Dame’s Letter to Auditor-General Was Meant to Silence Him – Mahama
Former President John Dramani Mahama has said that the letter that was written to the Auditor-General by Attorney General Godfred Dame calling for the audit report on the Covid-19 expenditure to be unpublished was meant to silence the Auditor-General.
“The Attorney General’s letter to the Auditor General is clearly meant to silence him and create a conducive atmosphere for corruption to thrive. President @NAkufoAddo ’s administration is not only indifferent in the fight against corruption – they are collaborators!” Mr Mahama tweeted on Wednesday February 15.
Mr Dame has written against the decision by the Auditor-General to publish the report on Covid expenditure.
Per Article 187(5) of the Constitution, Mr Dame explained, the Auditor-General is mandated to submit his report to Parliament to draw attention to any irregularities in the accounts audited?
The Auditor-General report stated that “During our review, we noted that senior management staff and other supporting staff of the Ministry of Information paid themselves a total amount of GH¢151,500.00 as COVID-19 risk allowance for coming to work during the lockdown.”
It further indicated that the Ministry of Health (MoH) entered a contract signed on 15 December 2021 for the supply of 26 Toyota Hiace Deluxe Ambulances valued at US$4,049,460.12 out of which US$607,419.02 was paid to vide PV No. IPF 22-007 of 2 September 2022 is to be delivered by 15 January 2022.

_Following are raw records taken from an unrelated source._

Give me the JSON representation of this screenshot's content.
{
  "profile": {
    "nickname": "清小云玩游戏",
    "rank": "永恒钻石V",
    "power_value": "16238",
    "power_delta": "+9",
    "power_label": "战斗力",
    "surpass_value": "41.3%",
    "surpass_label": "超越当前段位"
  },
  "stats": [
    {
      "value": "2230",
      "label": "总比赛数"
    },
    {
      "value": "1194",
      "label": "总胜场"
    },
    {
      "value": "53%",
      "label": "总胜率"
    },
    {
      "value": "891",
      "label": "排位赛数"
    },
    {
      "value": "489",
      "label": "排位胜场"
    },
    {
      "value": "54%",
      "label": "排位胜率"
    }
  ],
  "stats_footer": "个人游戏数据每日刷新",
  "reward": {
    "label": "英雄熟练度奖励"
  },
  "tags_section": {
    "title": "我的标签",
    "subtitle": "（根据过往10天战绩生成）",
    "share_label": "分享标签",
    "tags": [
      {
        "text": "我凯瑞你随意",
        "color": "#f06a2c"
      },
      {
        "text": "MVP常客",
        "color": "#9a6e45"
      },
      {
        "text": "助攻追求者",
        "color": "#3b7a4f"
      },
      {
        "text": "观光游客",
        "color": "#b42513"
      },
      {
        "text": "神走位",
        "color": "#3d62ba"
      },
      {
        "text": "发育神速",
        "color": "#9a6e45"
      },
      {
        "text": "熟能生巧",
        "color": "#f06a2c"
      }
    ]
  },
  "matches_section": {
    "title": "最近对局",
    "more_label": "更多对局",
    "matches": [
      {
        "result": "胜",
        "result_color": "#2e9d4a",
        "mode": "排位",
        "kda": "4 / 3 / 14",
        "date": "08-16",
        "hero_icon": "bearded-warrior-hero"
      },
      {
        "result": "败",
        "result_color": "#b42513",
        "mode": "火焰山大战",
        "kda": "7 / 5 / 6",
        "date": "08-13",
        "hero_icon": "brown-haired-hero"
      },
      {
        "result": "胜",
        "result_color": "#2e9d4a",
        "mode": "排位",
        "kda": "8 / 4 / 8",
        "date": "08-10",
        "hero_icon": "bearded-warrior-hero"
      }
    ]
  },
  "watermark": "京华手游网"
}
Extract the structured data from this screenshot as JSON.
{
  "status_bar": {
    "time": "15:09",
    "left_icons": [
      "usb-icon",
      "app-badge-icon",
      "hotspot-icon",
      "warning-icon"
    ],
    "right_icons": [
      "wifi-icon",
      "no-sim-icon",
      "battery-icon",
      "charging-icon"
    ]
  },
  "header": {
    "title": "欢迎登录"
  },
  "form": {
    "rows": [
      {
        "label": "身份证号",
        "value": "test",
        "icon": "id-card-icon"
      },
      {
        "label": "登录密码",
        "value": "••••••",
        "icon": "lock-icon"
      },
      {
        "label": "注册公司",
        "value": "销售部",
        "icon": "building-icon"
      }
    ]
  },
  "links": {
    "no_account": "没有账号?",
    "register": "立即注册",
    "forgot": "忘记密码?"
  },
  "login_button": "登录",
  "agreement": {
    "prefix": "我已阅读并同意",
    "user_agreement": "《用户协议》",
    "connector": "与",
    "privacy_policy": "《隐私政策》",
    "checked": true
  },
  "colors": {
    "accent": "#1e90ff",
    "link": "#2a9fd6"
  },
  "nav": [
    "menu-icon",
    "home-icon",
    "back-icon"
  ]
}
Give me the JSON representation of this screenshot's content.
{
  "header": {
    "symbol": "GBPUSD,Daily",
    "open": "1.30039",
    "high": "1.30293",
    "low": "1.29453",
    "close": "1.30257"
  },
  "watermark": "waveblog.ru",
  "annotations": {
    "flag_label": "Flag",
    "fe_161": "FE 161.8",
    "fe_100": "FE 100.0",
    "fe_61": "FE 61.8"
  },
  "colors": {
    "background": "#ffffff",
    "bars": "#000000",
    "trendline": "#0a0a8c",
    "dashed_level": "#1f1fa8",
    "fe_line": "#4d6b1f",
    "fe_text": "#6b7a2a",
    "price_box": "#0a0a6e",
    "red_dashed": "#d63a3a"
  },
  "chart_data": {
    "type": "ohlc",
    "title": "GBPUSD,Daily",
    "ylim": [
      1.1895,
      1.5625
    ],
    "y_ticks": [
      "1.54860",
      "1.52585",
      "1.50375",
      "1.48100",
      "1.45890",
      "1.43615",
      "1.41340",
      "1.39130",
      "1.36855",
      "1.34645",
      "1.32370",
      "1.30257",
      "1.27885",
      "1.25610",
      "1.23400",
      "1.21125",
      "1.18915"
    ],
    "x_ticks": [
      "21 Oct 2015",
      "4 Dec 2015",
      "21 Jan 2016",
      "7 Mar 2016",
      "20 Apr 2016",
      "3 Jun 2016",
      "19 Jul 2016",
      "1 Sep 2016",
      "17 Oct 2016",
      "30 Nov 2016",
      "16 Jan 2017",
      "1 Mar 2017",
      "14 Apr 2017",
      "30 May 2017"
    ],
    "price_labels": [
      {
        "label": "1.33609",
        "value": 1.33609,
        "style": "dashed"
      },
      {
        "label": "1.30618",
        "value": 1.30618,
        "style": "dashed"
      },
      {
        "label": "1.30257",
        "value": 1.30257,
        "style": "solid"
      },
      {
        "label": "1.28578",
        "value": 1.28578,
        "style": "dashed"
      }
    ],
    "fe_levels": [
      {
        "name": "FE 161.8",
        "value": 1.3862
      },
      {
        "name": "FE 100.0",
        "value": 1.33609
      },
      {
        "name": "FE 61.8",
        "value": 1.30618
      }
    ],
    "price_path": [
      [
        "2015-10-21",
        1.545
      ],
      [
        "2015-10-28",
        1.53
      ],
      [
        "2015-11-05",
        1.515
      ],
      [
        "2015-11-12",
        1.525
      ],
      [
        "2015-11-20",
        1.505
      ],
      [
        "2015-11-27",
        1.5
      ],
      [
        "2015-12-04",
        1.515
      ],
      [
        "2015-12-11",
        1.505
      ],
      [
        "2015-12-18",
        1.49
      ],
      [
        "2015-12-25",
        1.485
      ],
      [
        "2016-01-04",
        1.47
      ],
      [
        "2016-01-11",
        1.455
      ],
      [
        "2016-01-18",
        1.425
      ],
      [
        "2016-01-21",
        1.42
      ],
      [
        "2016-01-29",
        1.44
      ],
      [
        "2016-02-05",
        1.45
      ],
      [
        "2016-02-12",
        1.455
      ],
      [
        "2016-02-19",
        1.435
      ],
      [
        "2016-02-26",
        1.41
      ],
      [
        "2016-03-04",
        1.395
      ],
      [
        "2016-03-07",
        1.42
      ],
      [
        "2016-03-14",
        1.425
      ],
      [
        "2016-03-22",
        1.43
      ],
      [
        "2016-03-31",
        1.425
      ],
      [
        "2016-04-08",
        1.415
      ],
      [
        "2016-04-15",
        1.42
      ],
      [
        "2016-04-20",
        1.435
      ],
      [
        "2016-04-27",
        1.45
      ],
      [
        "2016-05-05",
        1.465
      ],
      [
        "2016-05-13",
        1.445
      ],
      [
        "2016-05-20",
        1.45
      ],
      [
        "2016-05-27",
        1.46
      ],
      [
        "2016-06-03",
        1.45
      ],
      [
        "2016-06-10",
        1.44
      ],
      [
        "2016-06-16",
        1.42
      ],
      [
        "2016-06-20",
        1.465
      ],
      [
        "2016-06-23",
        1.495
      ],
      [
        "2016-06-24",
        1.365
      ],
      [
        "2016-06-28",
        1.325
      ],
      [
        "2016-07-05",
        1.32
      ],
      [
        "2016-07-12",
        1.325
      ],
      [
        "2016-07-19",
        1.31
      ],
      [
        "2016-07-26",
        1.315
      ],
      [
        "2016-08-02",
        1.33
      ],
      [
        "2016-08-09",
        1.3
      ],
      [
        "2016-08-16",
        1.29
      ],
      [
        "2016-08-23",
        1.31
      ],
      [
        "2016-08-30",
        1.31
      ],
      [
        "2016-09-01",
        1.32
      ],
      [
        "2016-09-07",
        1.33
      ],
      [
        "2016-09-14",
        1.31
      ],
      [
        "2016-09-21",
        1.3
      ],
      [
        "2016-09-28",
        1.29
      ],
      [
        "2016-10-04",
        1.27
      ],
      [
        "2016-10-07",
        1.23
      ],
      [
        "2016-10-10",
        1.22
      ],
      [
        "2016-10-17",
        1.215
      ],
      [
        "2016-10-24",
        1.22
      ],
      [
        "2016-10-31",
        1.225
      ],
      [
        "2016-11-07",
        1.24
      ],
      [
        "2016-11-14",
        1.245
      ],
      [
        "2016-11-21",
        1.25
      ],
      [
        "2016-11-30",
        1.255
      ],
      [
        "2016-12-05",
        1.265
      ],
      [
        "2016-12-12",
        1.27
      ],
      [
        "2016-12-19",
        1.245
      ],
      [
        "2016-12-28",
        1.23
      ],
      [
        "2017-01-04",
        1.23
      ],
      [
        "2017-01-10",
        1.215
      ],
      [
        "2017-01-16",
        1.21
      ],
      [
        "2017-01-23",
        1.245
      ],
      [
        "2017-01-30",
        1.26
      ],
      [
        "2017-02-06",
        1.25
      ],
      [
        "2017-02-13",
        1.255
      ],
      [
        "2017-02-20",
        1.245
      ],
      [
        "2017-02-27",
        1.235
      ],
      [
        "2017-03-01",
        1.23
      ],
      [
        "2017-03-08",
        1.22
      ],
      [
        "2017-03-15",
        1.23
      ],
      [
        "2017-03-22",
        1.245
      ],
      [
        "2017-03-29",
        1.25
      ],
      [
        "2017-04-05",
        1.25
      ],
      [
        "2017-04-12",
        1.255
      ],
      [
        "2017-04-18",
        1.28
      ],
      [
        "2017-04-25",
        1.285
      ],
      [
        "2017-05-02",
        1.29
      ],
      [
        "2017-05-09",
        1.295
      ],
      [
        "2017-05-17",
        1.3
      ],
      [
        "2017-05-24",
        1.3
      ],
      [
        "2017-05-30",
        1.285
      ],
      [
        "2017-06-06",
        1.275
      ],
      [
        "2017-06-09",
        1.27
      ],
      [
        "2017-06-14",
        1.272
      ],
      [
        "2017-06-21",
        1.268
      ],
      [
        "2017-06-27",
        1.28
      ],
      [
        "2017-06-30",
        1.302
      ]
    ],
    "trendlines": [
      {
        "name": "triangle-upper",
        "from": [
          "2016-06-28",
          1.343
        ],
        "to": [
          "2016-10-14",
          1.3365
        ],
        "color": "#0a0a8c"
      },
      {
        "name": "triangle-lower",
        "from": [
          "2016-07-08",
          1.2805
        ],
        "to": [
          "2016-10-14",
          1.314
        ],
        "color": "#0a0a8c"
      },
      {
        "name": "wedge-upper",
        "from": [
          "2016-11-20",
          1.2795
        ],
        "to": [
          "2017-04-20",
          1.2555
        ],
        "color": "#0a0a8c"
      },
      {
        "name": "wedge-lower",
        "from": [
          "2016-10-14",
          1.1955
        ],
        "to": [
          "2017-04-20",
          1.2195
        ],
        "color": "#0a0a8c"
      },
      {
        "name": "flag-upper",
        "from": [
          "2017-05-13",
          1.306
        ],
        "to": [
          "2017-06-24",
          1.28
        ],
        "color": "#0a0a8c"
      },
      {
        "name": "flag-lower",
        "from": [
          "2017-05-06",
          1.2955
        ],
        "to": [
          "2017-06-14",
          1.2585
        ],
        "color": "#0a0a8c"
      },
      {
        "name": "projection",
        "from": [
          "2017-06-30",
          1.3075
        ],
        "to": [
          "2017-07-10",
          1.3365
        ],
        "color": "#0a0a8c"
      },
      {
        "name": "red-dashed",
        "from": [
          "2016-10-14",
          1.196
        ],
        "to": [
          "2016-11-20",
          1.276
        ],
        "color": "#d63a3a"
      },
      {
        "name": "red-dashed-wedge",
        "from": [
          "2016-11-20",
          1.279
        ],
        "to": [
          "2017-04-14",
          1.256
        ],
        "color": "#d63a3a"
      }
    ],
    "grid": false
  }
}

However, the report said, the ambulances remained undelivered as of 28 November 2022.
But the Attorney General in his letter said ” “I observe that the report of the special audit on the Government’s COVID-19 transactions has been published on the website of the Audit Service. In light of the constitutional provisions pertaining to the duty of the Auditor-General after the preparation of audit reports, I consider a publication of the COVID-19 audit report or indeed any audit report particularly when the same has not been either considered by Parliament or referred to a committee of Parliament, premature.”
Mr Dame has however justified the letter he wrote.
He stated that it is astonishing that CDD-Ghana disputes the propriety of the Attorney-General rendering legal advice to the Auditor-General, and construes same as “an interference with the independence of the auditor general”.
A proper reading of the Constitution, especially the provisions on the Public Services of Ghana, leads to the inescapable conclusion that the Attorney-General is fully vested with the constitutional function of giving legal advice to all the Public Services specifically listed in Article 190(1) of the Constitution, including the Audit Service, and such other public services as will be established by law.
Article 295 indicates that the public services listed in article 190 and other public services established by Parliament pursuant to its legislative powers, are part of the civil offices of Government.
In the face of the explicit constitutional mandate of the Attorney-General under article 88 of the Constitution as principal legal adviser to the Government, it is incomprehensible and rather illogical how an assertion may be made that the Attorney-General has no capacity to render legal advice to the Auditor-General.